So, when I started, I needed a good team, and I was lucky enough to know Kimball Erdman at the University of Arkansas, and he’s going to introduce himself more when he comes up to talk. We started work together at Buffalo National River with Robert Melnick. And when I was there, I visited the University of Arkansas, I got to meet the folks from the Center for Advanced Spatial Technologies, also at the University of Arkansas. And through that connection I met Malcolm Williamson. And so, what I knew that I had at the University of Arkansas was a team, a landscape architecture team, and a tech team for LiDAR and it was the right combination.
So I called them and asked them if they wanted to work on this project with us. It seemed like the right fit. And they were willing to take it on and we sort of blindly walked into the challenges of this. I think there were some stunned moments when we started working inside the cave and just how big it was and crazy and wild in there.
So, we ended up with the data. Kimball has been working very hard on the CLI, which is incredible. And then we added another component to it, which you’ll hear about today. I was lucky enough to have an intern, Claire Gorman, she’s with us there, from Yale University this past summer. She’s in architecture and computer science, and we had her explore new ways of using LiDAR information inside of a cultural landscape to understand the relationship between the design landscape and the viewshed inside the cave. And her work is tremendous and she’s going to introduce that to you today too.
And then, finally, I’ve been working along with Erin Gearity now for a long time. She is the Cultural Resources Program Manager at Carlsbad Caverns, and she will get into how the park plans to use this data beyond the cultural landscape study.
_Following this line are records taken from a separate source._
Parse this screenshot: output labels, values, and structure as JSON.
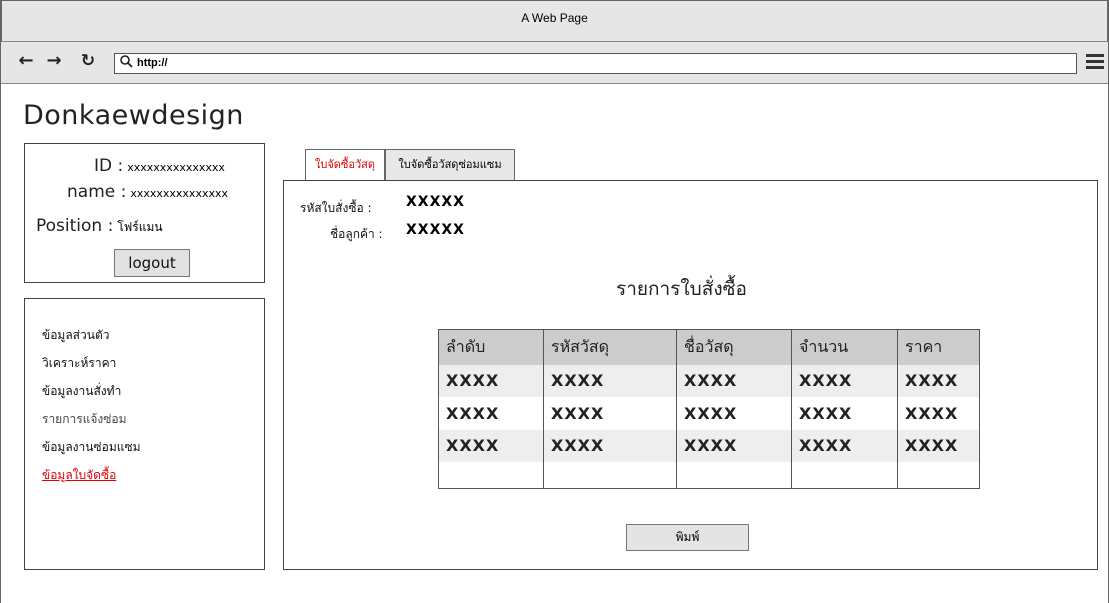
{
  "window": {
    "title": "A Web Page"
  },
  "browser": {
    "back_icon": "back-arrow-icon",
    "forward_icon": "forward-arrow-icon",
    "reload_icon": "reload-icon",
    "url": "http://",
    "menu_icon": "hamburger-menu-icon"
  },
  "brand": "Donkaewdesign",
  "profile": {
    "id_label": "ID :",
    "id_value": "xxxxxxxxxxxxxxx",
    "name_label": "name :",
    "name_value": "xxxxxxxxxxxxxxx",
    "position_label": "Position :",
    "position_value": "โฟร์แมน",
    "logout_label": "logout"
  },
  "sidebar": {
    "items": [
      {
        "label": "ข้อมูลส่วนตัว"
      },
      {
        "label": "วิเคราะห์ราคา"
      },
      {
        "label": "ข้อมูลงานสั่งทำ"
      },
      {
        "label": "รายการแจ้งซ่อม"
      },
      {
        "label": "ข้อมูลงานซ่อมแซม"
      },
      {
        "label": "ข้อมูลใบจัดซื้อ"
      }
    ],
    "active_index": 5
  },
  "tabs": [
    {
      "label": "ใบจัดซื้อวัสดุ",
      "active": true
    },
    {
      "label": "ใบจัดซื้อวัสดุซ่อมแซม",
      "active": false
    }
  ],
  "order": {
    "order_id_label": "รหัสใบสั่งซื้อ :",
    "order_id_value": "XXXXX",
    "customer_label": "ชื่อลูกค้า :",
    "customer_value": "XXXXX",
    "section_title": "รายการใบสั่งซื้อ",
    "table": {
      "headers": [
        "ลำดับ",
        "รหัสวัสดุ",
        "ชื่อวัสดุ",
        "จำนวน",
        "ราคา"
      ],
      "rows": [
        [
          "XXXX",
          "XXXX",
          "XXXX",
          "XXXX",
          "XXXX"
        ],
        [
          "XXXX",
          "XXXX",
          "XXXX",
          "XXXX",
          "XXXX"
        ],
        [
          "XXXX",
          "XXXX",
          "XXXX",
          "XXXX",
          "XXXX"
        ],
        [
          "",
          "",
          "",
          "",
          ""
        ]
      ]
    },
    "print_label": "พิมพ์"
  },
  "colors": {
    "active": "#e00000",
    "header_bg": "#cccccc",
    "chrome_bg": "#e6e6e6"
  }
}
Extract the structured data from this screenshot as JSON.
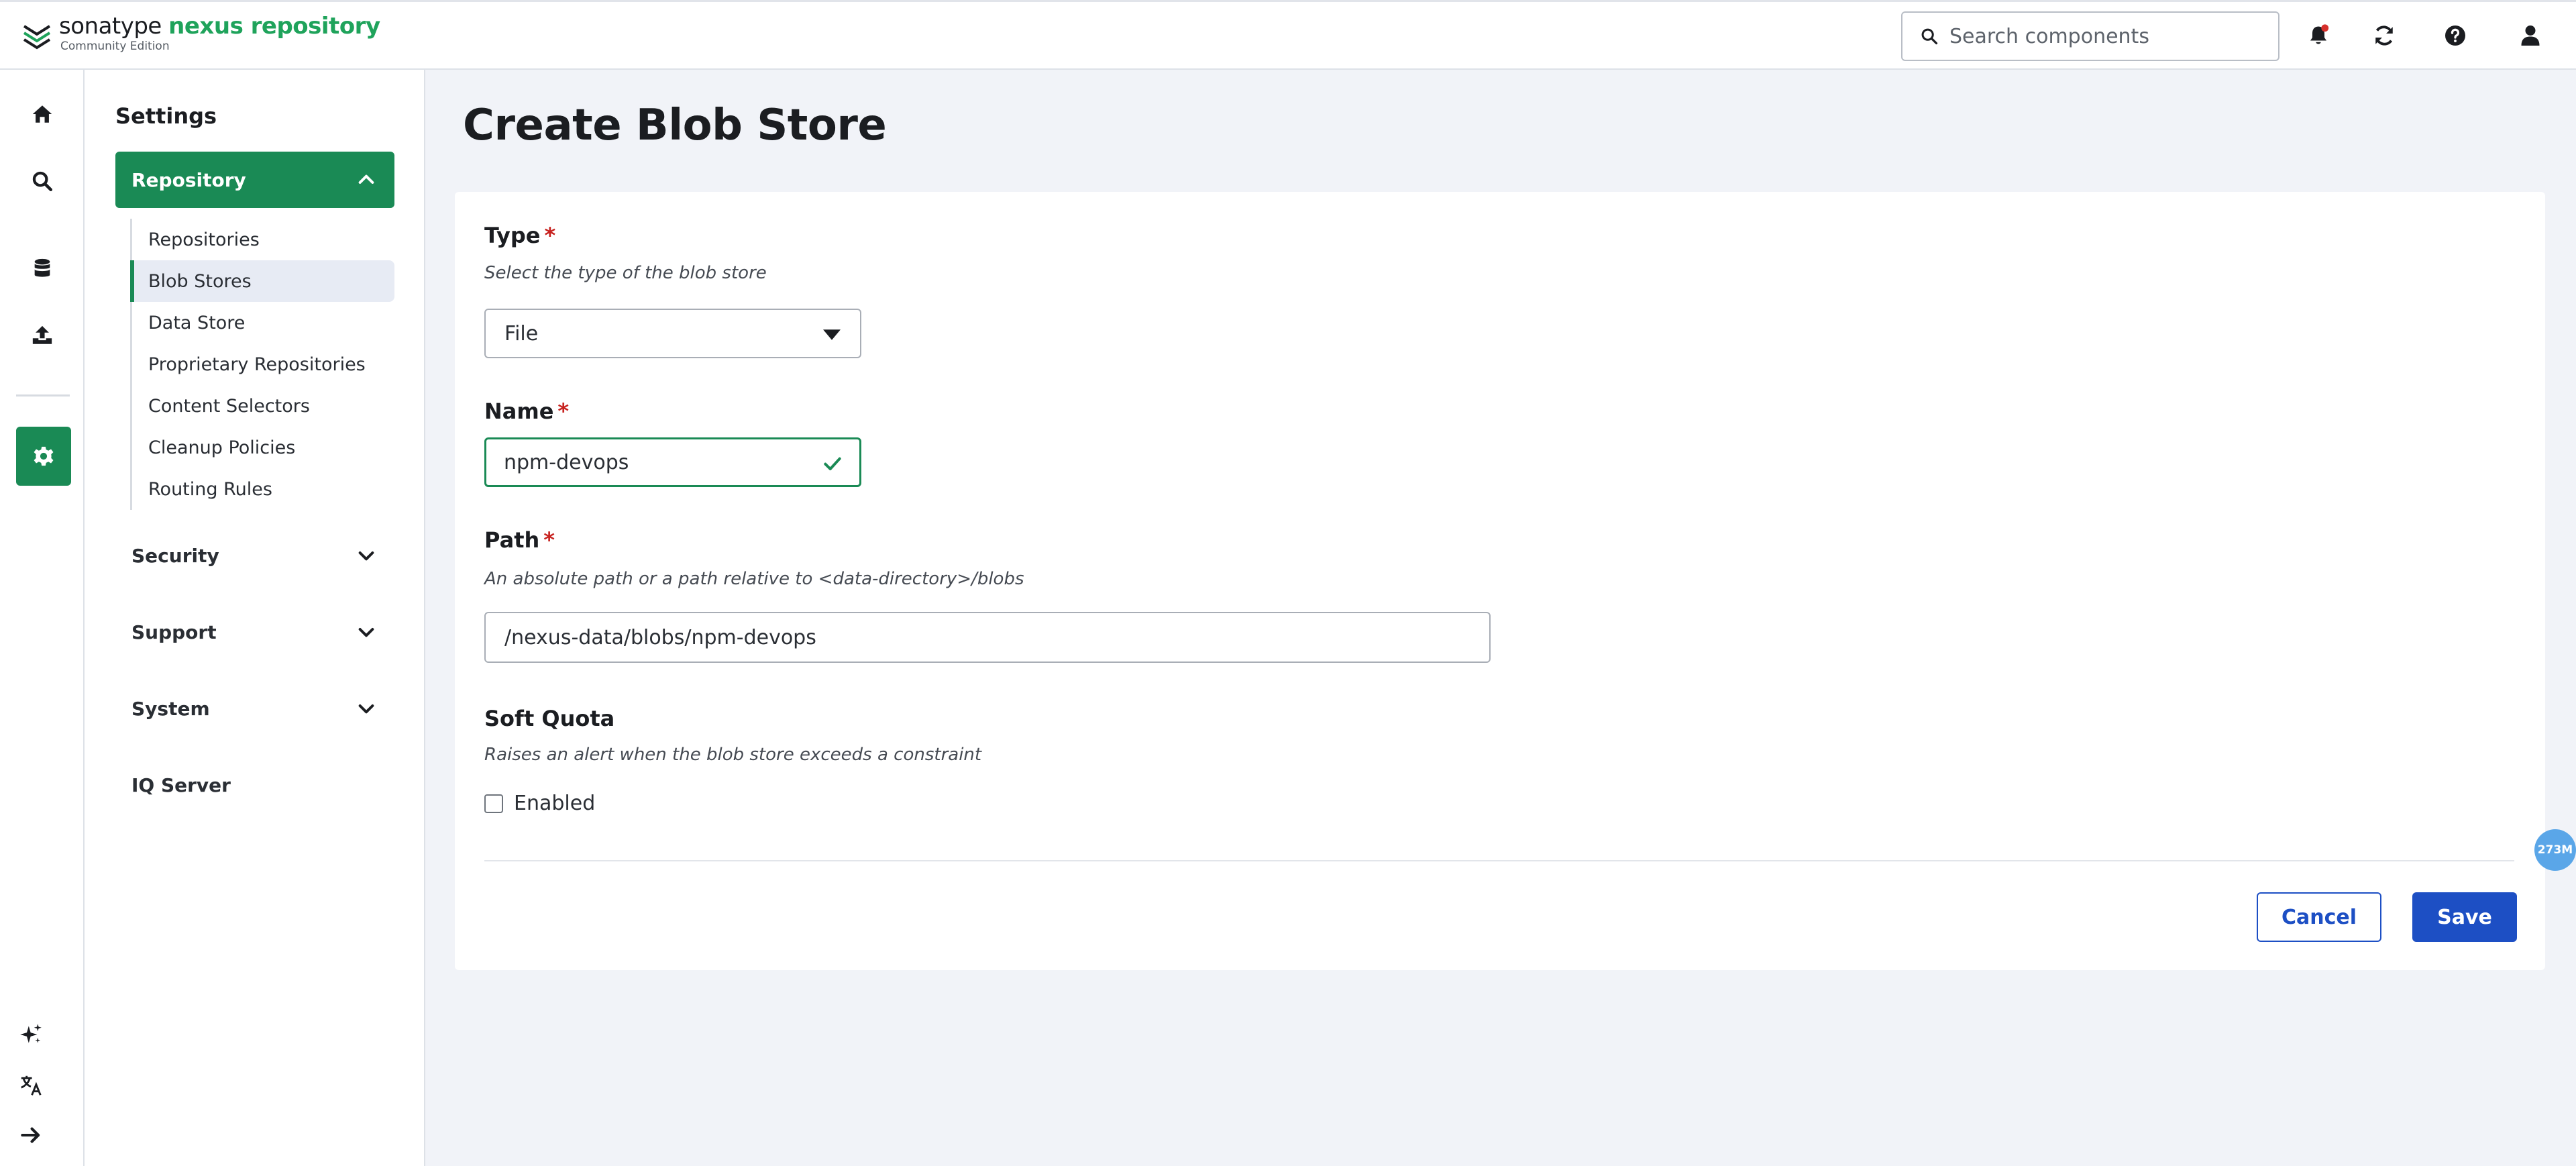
{
  "app": {
    "brand_part1": "sonatype",
    "brand_part2": "nexus repository",
    "edition": "Community Edition"
  },
  "header": {
    "search_placeholder": "Search components",
    "icons": [
      "bell-icon",
      "refresh-icon",
      "help-icon",
      "user-icon"
    ],
    "notification_dot_color": "#d6302b"
  },
  "rail": {
    "items": [
      "home-icon",
      "search-icon",
      "database-icon",
      "upload-icon",
      "settings-icon"
    ],
    "bottom": [
      "sparkle-icon",
      "translate-icon",
      "expand-arrow-icon"
    ]
  },
  "sidenav": {
    "title": "Settings",
    "repository_label": "Repository",
    "repository_items": [
      {
        "label": "Repositories"
      },
      {
        "label": "Blob Stores",
        "active": true
      },
      {
        "label": "Data Store"
      },
      {
        "label": "Proprietary Repositories"
      },
      {
        "label": "Content Selectors"
      },
      {
        "label": "Cleanup Policies"
      },
      {
        "label": "Routing Rules"
      }
    ],
    "sections": [
      {
        "label": "Security"
      },
      {
        "label": "Support"
      },
      {
        "label": "System"
      }
    ],
    "iq_server": "IQ Server"
  },
  "page": {
    "title": "Create Blob Store"
  },
  "form": {
    "type": {
      "label": "Type",
      "required_mark": "*",
      "help": "Select the type of the blob store",
      "value": "File"
    },
    "name": {
      "label": "Name",
      "required_mark": "*",
      "value": "npm-devops"
    },
    "path": {
      "label": "Path",
      "required_mark": "*",
      "help": "An absolute path or a path relative to <data-directory>/blobs",
      "value": "/nexus-data/blobs/npm-devops"
    },
    "soft_quota": {
      "label": "Soft Quota",
      "help": "Raises an alert when the blob store exceeds a constraint",
      "enabled_label": "Enabled",
      "enabled": false
    },
    "cancel_label": "Cancel",
    "save_label": "Save"
  },
  "memory_badge": "273M",
  "colors": {
    "brand_green": "#1a8a55",
    "primary_blue": "#1d4fc4",
    "required_red": "#c7221f"
  }
}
So, with that, I’ll give you Malcolm Williamson. He’s going to lead us in this conversation, and we hope we have a little bit of time for questions afterwards.
Julie McGilvray is the cultural resources program manager for Guadalupe Mountains National Park in West Texas, where she manages the park’s historic structures, cultural landscapes, archeology, museum collections, and ethnography programs. She previously led the Santa Fe, NM-based National Park Service Intermountain Region’s cultural landscapes program and served national park units throughout the Rocky Mountains, from Montana to Texas. Her background and education is in archeology, historic preservation, and landscape architecture.